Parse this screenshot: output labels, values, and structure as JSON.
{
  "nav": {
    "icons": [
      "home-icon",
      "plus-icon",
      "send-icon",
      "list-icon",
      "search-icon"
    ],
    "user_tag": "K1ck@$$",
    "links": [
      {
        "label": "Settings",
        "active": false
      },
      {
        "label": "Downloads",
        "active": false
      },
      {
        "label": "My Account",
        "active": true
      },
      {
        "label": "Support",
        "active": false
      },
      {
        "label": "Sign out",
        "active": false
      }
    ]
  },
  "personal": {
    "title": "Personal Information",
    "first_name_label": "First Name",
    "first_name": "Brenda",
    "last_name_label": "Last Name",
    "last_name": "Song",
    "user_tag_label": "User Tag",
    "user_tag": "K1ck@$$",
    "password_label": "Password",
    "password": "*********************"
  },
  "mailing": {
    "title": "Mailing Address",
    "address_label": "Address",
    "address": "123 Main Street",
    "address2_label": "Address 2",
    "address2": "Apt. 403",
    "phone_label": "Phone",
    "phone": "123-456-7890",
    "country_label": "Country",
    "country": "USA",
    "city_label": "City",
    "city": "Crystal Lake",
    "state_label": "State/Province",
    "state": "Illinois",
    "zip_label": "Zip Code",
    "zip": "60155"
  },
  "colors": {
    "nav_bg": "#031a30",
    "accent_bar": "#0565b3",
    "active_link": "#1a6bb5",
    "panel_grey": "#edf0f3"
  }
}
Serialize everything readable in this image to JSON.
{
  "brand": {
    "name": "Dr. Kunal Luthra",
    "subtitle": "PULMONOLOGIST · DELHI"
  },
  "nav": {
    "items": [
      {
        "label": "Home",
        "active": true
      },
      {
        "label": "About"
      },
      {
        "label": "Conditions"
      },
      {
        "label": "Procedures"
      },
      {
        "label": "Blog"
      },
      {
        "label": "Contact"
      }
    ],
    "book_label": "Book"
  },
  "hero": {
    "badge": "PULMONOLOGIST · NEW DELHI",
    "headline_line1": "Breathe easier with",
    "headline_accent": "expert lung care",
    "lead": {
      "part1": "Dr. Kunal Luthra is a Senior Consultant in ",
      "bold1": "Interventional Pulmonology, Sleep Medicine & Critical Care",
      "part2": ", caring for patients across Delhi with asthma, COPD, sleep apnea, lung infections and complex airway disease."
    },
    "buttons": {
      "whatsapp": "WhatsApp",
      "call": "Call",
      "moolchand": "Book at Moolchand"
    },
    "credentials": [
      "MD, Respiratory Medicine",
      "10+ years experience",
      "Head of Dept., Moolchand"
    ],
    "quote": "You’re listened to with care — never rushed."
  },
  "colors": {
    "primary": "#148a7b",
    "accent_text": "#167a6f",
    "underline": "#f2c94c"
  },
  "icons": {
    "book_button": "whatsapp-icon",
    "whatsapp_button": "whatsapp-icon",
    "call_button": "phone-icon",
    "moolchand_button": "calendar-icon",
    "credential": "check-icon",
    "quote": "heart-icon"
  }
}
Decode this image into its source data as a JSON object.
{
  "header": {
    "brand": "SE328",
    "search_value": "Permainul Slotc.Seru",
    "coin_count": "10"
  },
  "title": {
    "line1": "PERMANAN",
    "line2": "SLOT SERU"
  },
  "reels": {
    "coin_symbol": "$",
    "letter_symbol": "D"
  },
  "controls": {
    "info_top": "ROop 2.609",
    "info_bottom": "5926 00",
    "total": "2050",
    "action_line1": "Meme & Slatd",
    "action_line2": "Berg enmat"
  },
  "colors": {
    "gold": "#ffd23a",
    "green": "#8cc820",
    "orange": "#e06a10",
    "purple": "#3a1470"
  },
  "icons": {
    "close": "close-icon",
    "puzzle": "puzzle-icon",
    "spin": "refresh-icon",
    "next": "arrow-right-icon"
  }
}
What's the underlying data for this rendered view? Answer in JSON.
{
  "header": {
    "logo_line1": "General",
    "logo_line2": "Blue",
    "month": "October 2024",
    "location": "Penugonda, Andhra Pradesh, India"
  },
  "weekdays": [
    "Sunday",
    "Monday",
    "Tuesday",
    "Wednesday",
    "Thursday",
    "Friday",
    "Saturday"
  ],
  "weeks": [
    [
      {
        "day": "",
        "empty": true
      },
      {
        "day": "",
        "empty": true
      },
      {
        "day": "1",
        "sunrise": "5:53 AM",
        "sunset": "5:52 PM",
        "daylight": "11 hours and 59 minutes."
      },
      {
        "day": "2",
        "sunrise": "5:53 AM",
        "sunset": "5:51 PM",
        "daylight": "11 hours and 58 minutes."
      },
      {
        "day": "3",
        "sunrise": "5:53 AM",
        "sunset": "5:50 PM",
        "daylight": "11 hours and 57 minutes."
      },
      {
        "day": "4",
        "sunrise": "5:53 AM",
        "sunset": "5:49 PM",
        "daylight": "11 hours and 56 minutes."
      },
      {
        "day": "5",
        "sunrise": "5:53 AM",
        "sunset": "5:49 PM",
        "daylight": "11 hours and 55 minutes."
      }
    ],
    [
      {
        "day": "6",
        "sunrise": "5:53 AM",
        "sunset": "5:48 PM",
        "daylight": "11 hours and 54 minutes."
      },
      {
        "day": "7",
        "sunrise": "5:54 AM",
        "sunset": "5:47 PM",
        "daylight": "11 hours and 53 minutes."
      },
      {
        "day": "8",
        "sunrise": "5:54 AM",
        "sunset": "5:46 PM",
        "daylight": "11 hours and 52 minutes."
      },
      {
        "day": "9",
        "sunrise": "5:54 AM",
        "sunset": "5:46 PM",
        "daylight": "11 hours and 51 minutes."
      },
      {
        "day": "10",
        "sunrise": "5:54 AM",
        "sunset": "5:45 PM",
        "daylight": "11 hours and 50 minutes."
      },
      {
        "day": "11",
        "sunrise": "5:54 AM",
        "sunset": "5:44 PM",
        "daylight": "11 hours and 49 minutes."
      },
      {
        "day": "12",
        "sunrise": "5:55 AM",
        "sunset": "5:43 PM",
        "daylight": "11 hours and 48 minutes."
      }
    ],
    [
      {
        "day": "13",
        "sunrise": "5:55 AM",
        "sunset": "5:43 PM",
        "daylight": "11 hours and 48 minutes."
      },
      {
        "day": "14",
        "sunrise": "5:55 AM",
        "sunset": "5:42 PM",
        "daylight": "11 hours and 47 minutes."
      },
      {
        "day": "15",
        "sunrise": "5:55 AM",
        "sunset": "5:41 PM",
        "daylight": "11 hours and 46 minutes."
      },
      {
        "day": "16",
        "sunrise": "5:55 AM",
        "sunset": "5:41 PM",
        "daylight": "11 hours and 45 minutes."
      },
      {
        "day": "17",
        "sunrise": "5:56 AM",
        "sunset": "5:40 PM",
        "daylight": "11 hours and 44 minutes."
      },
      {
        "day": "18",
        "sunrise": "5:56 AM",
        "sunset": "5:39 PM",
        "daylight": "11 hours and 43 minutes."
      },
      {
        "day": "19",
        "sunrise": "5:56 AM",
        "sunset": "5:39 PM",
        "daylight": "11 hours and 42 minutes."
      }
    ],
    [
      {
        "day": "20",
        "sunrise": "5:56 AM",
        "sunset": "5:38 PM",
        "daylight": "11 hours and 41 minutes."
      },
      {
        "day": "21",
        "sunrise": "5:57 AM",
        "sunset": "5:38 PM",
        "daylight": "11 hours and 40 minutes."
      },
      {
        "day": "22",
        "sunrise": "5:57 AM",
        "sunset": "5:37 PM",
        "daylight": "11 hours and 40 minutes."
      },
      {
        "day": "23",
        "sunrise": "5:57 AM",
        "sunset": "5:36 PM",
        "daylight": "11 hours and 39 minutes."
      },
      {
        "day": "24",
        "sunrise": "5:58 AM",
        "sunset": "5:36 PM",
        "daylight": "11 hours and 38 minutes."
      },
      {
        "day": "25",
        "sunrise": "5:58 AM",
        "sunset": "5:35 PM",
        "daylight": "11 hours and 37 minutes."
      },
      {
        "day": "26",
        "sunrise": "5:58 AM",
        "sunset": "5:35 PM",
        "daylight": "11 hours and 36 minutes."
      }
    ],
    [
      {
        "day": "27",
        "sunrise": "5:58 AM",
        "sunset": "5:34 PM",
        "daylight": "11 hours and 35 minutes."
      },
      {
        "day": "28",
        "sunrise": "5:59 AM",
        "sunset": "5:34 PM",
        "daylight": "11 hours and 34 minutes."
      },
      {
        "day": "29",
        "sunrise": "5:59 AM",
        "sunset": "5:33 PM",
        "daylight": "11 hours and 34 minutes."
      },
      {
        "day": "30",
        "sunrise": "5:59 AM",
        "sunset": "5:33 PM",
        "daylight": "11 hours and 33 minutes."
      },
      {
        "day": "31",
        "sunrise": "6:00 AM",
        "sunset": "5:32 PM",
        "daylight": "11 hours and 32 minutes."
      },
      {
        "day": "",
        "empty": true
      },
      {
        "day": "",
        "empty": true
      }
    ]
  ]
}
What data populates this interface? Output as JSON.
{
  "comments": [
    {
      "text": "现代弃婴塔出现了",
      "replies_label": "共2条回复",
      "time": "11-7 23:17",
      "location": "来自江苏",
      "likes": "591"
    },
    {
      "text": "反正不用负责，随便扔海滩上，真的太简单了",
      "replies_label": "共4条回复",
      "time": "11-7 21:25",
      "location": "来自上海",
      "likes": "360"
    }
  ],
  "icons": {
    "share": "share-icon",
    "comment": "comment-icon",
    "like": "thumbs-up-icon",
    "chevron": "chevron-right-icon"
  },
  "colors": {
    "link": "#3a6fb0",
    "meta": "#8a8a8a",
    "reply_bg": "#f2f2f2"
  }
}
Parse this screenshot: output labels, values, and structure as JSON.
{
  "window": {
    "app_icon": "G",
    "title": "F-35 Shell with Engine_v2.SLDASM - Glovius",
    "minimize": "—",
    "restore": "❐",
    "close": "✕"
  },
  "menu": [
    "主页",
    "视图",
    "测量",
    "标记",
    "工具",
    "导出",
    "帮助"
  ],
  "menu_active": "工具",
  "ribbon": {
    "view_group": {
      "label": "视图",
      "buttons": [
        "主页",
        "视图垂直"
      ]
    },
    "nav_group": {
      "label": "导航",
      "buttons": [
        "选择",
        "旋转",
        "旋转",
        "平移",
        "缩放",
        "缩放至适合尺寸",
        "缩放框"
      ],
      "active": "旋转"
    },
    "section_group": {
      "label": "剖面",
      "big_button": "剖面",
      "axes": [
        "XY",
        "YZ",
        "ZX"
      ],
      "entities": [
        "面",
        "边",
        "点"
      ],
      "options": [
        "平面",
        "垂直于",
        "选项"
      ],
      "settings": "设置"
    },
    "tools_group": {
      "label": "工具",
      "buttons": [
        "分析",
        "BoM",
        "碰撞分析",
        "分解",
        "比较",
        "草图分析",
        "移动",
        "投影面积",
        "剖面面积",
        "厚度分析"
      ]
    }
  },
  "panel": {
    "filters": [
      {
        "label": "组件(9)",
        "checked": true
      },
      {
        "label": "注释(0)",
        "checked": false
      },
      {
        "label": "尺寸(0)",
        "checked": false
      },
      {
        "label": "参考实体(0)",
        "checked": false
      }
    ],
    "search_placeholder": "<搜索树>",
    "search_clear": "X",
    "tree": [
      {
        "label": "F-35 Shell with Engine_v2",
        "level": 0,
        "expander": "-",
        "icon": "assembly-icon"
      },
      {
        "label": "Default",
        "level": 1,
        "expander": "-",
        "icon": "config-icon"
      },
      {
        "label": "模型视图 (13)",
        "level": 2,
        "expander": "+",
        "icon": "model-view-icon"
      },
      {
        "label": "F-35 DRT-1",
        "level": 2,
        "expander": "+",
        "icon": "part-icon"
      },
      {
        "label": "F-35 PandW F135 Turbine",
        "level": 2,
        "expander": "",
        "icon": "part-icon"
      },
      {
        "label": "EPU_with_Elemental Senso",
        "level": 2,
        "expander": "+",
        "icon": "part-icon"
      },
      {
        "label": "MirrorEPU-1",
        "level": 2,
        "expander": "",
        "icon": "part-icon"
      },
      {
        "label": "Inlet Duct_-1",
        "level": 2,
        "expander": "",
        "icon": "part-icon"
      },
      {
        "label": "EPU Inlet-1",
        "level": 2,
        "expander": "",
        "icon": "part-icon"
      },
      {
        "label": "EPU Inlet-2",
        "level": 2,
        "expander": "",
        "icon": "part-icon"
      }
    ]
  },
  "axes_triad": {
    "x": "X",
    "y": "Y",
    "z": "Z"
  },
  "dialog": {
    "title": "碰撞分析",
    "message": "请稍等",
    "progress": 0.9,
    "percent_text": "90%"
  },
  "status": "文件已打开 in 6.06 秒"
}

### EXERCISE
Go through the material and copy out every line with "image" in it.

### SOLUTION FOR THIS TASK
Serialize everything readable in this image to JSON.
Decode this image into its source data as a JSON object.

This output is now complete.